Imagine, if you will, starting out on a journey with no goal in mind, or perhaps just the foggiest notion of where you are going. Reading, for me, is very much like making art. There is no map, no specific destination, and it requires a certain ability to live with uncertainty. The interesting thing is that, in both art and reading, after a series of canvases have been painted or a number of books have been read, the way becomes much clearer.
It could also be compared to unpacking a new town. The streets you wander down may seem disconnected, but after a couple of weeks, the outline of your idea of this new place becomes more concrete. Say, for instance, you are a foodie. Well then, the map of this new town shows you the way to the grass-fed meat at the best organic butcher, or where you need to go to pick up your CSA veggies, or which grocery carries raw milk cheese. And the butcher might suggest where to get pasture raised eggs, or the grocery might know where you can compost.
It is very much the same thing when I read: start with Wendell Berry, and he suggests Barbara Kingslover, then she points to Michael Pollan, while he references Joel Salatin; and before you know it, there is a very concrete bibliographical map of readings in the organic sustainable food movement.

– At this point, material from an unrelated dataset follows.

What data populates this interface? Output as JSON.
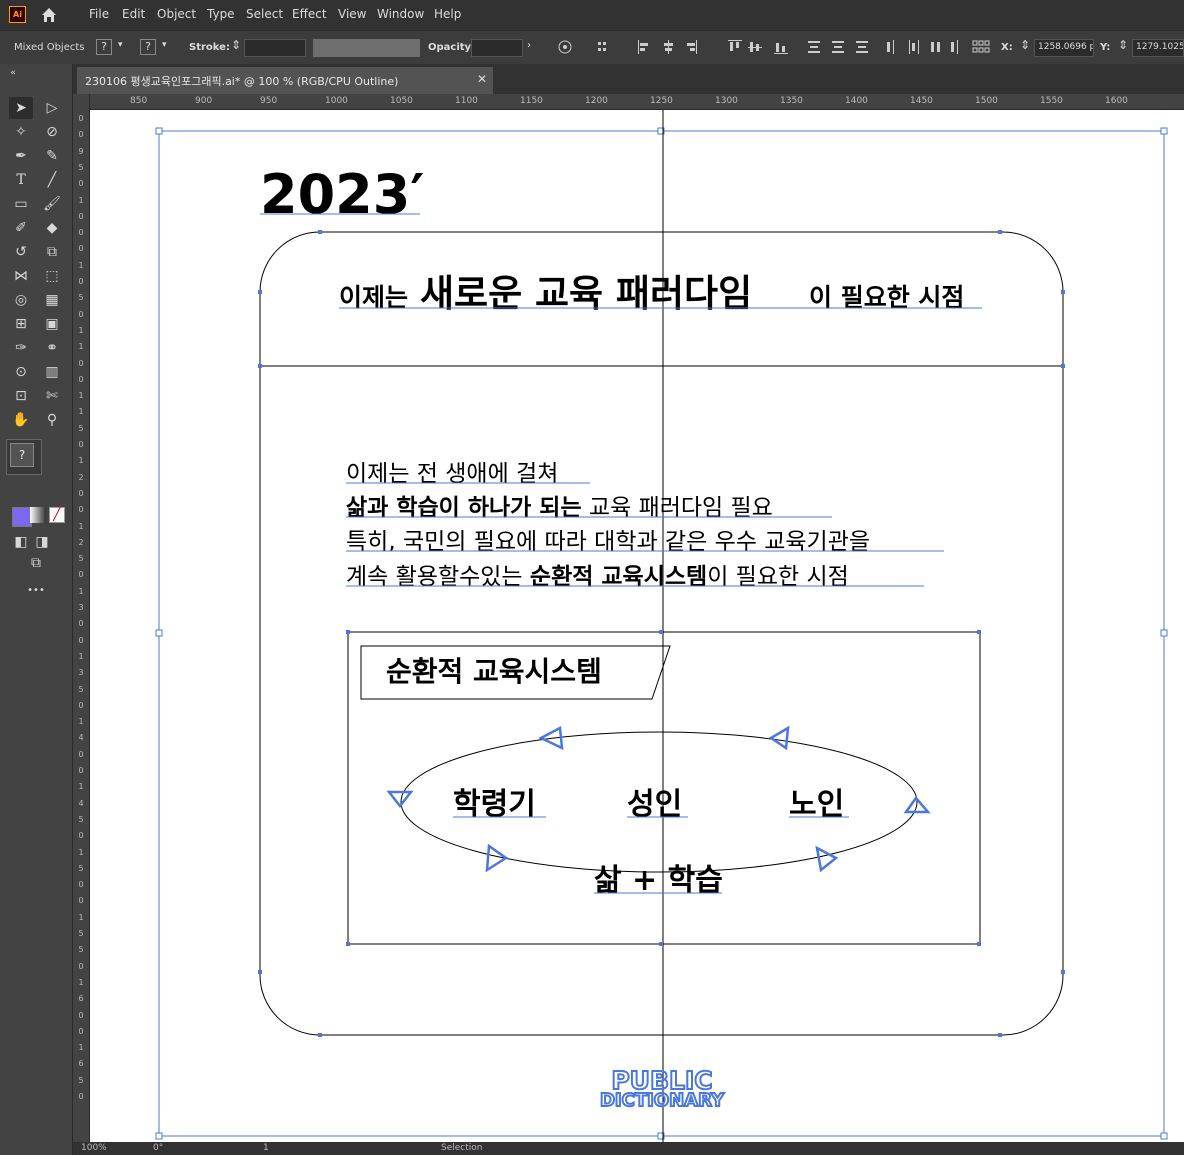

I think of these writers on sustainable farming and healthy food as a neighbourhood, different than, but walking distance to Bill McKibbon, Elizabeth Kolbert, and Naomi Klein which might be described as the political neighbourhood. The atmosphere is different, but the underlying concerns are intimately connected. And when I pull back and see the map of this city that I have been exploring through all the denizens of these neighbourhoods, I realize that this list of books maps a way into the future.